"Look at this thing," he commented neutrally, but staring at the greasy beast as if it owed him money. "This is terrible." He briefly probed the outflow vent with a steady finger while I winced. He produced a popcorn seed. "Popcorn!" he crowed in some unknowable triumph before flicking it to the (granted, dirty) floor. I stared, wondering how long we'd be here doing this strange ritual, and wondering when Sartre got assigned scripting my life.

"I think the last time we had popcorn was, like, 2003," I said, staring at the forlorn kernel on my floor. "There you go," he gnomishly replied. Then he took some photos of some unweatherstripped windows as well as several good shots of what I predict are his fingers, based on what I observed of his framing.

"Who did this?" he wondered aloud.

"The owner?" I offered.

"He doesn't return my phone calls," he said.
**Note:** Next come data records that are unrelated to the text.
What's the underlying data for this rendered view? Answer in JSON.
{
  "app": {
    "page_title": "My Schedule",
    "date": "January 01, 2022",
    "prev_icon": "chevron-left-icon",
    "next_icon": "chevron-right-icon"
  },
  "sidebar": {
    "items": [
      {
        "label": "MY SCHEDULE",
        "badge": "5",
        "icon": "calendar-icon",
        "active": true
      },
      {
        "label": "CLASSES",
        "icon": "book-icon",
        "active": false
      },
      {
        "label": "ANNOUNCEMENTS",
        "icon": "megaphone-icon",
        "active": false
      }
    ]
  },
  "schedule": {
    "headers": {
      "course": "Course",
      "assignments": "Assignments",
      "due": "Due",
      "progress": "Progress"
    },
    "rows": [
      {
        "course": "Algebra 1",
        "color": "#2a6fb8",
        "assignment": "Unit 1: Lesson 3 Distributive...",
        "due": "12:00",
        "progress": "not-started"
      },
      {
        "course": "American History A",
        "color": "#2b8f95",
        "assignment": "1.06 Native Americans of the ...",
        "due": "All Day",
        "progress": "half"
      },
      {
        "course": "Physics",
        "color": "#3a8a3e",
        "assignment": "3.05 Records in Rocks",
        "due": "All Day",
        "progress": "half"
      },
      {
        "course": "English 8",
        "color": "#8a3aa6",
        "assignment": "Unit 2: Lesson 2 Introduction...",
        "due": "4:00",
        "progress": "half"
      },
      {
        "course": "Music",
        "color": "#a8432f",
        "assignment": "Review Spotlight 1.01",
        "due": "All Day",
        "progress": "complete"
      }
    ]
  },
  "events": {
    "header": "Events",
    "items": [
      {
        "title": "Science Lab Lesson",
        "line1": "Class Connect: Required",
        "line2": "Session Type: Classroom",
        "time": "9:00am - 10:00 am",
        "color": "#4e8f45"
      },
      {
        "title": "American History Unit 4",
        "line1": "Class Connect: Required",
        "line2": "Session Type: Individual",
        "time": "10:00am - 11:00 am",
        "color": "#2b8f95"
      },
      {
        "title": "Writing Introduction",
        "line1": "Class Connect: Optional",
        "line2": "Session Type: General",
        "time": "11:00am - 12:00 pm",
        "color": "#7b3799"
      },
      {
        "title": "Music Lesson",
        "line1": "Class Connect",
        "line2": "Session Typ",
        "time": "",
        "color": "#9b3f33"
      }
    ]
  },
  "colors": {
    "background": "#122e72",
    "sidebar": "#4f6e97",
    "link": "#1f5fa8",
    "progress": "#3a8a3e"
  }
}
Great! Incidentally, what fucking number would he try? Never mind.

"Is there anything else?" W. fixed me with a getting-to-the-end-of-things look. I felt kind of embarrassed. But hey.

"Well," I said. "It's kind of stupid, but . . . our toilet seat." Our toilet seat--circa the Wood Age--is, well, made of wood. Good choice for a humid environment and bacterial proliferation! "The toilet seat is kind of cracked. And, well, it can pinch."

"Let's take a look." Yes, let's!

W. stared at the toilet seat. It might have been hammered into place by Orcs. He pointed his awful little camera at the seat in its "down" position. "This doesn't show anything." He lifted the seat.

"But this might!" There was a big crack in the seat, visible from this underside vantage point. He eagerly pointed his camera at the seat while I fidgeted in the background, thinking I sure wish nobody was taking a photo of my toilet seat right now.

He took a couple shots and stood up. "Nobody should have a pinchy toilet seat," W. said solemnly. "You pick up some new one from Fred Meyer--I don't recommend wood--and take it out of your rent."

"Okay," I said. "We hate getting pinched," I added witlessly.

"I'll call you soon," he said, meaning, I might show up at your door at any time.

Somewhere during this time I decided that, for God's sake, we have to get our own house. Then, when everything goes to hell and malevolent geese nest in our chimney or something, I will know that nobody is going to show up at my house and take photos of my fucking toilet seat.


Note: Comments are closed on old entries.

Comments

In Paris (where they are cheese-eating surrender monkeys, but now they're very pro-American cheese-eating surrender monkeys), I hear people pay good money to have random strangers show up at odd hours to photograph their toilet seats.

Well, not really, but damn that was fun to type.

Comment number: 014023   Posted by: Ian J on May 23, 2007 10:09 AM from IP: 192.150.22.5

I own my own house. *Looks over at dishwasher that stopped working when I finally cleaned under it 6 months ago*
Remember, then YOU'LL have to hunt down Greg and Larry, and no one, not even W? cares.
Talk about existential.

Comment number: 014028   Posted by: Alyxmyself on May 23, 2007 06:32 PM from IP: 68.201.0.251

Um, do you think he has any extra copies of those toilet seat shots?

I'm just, uh, y'know, askin'.

Comment number: 014030   Posted by: JJ on May 23, 2007 08:58 PM from IP: 216.231.39.154

Our final landlord before we bought our first home was the landlord from hell (well, from NJ, but close enough). God gave us that landlord for a reason.

Comment number: 014037   Posted by: Stan on May 24, 2007 10:55 AM from IP: 63.168.99.40

I'll swap pictures of my sink and ceiling fan for some of those pictures of your toilet seat...

if the toilet is as old as the seat i would bet she has a big tank. right?!

Comment number: 014045   Posted by: btroffded on May 25, 2007 01:18 AM from IP: 130.13.222.99

Post a comment